New Major Explores Roots of Western Religions
‘Religions and Cultures of the Ancient Middle East’ Pulls From Jewish Studies, History and Classics
A new University of Maryland major will give students an opportunity to examine major western religions at their point of origin and delve deeply into their interpretation today. Religions and Cultures of the Ancient Middle East, which debuted this fall, focuses on the world out of which biblical Israel and ancient Judaism, Christianity and early Islam emerged.
“The major asks questions about everything from Greek and Roman mythology, to the economic history of what would have been ancient Mesopotamia, through early Islam,” said Maxine Grossman, associate professor in Jewish studies and director of religious studies. “[The major] is rich in the diversity of cultures, nationalities, races, ethnicities and also styles of learning and approaches to learning.”

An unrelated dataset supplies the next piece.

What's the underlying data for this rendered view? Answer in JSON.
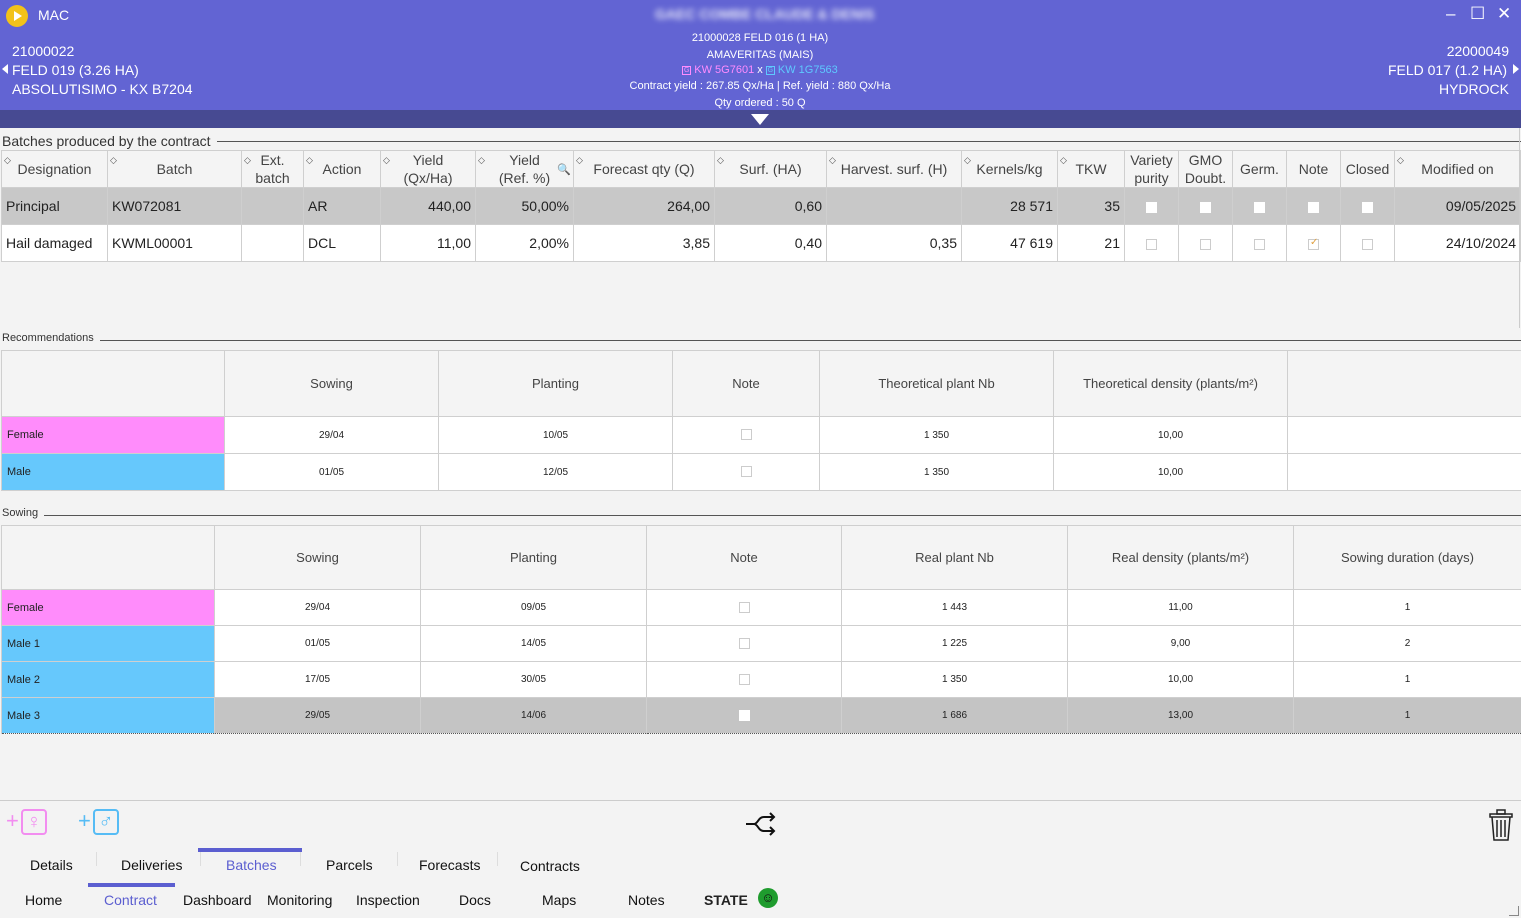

The College of Arts and Humanities has since 2001 offered a minor in religious studies, centered around religion and culture from a global perspective, said Hayim Lapin, Robert H. Smith professor of Jewish studies and director of the Joseph and Rebecca Meyerhoff Center for Jewish studies.
The new major has a geographical and temporal focus—it offers students the opportunity to explore the cultural beliefs, practices and institutions that flourished in the Near East between about 1200 BCE/BC and 850 CE/AD.
While some graduates of the major may find employment opportunities in fields involving research, writing and critical thinking, he said, others may be interested in an academic career in a variety of subfields in antiquity, for which the major is good preparation.
Students get the option to pursue a language track within the major; the university offers Arabic, Hebrew and ancient Greek.
Creating this major was an opportunity for faculty from history, classics and Jewish studies to come together to take an interdisciplinary approach, Lapin said.
“This major addresses the reputation that Jewish studies has, as being an area of study for Jewish [people] only,” he said. “So, it’s a way of coming together and thinking about areas where more people might be interested and showing the breadth of what we do.”
The number of students taking introductory religious studies courses indicated interest in a major. This semester, about 120 are enrolled in them, and an estimated 360 students are taking other departments' courses that count toward the religious studies minor.
“We knew that students were taking courses in these areas, and anecdotally that there were regularly ‘repeat customers,’” he said. “This was an audience we could serve better by repackaging resources—faculty and courses—we already had.”
Six students have joined the major since the summer; three of them are graduating this month. Boban Dedović ’20, who is interested in studying the cultures, religions and languages of the Middle East, will be among those three. He was already taking classes in Jewish studies when the announcement of the new major piqued his interest.
“It was something that I always wanted to study,” he said. “The major picked me; I didn’t pick it.”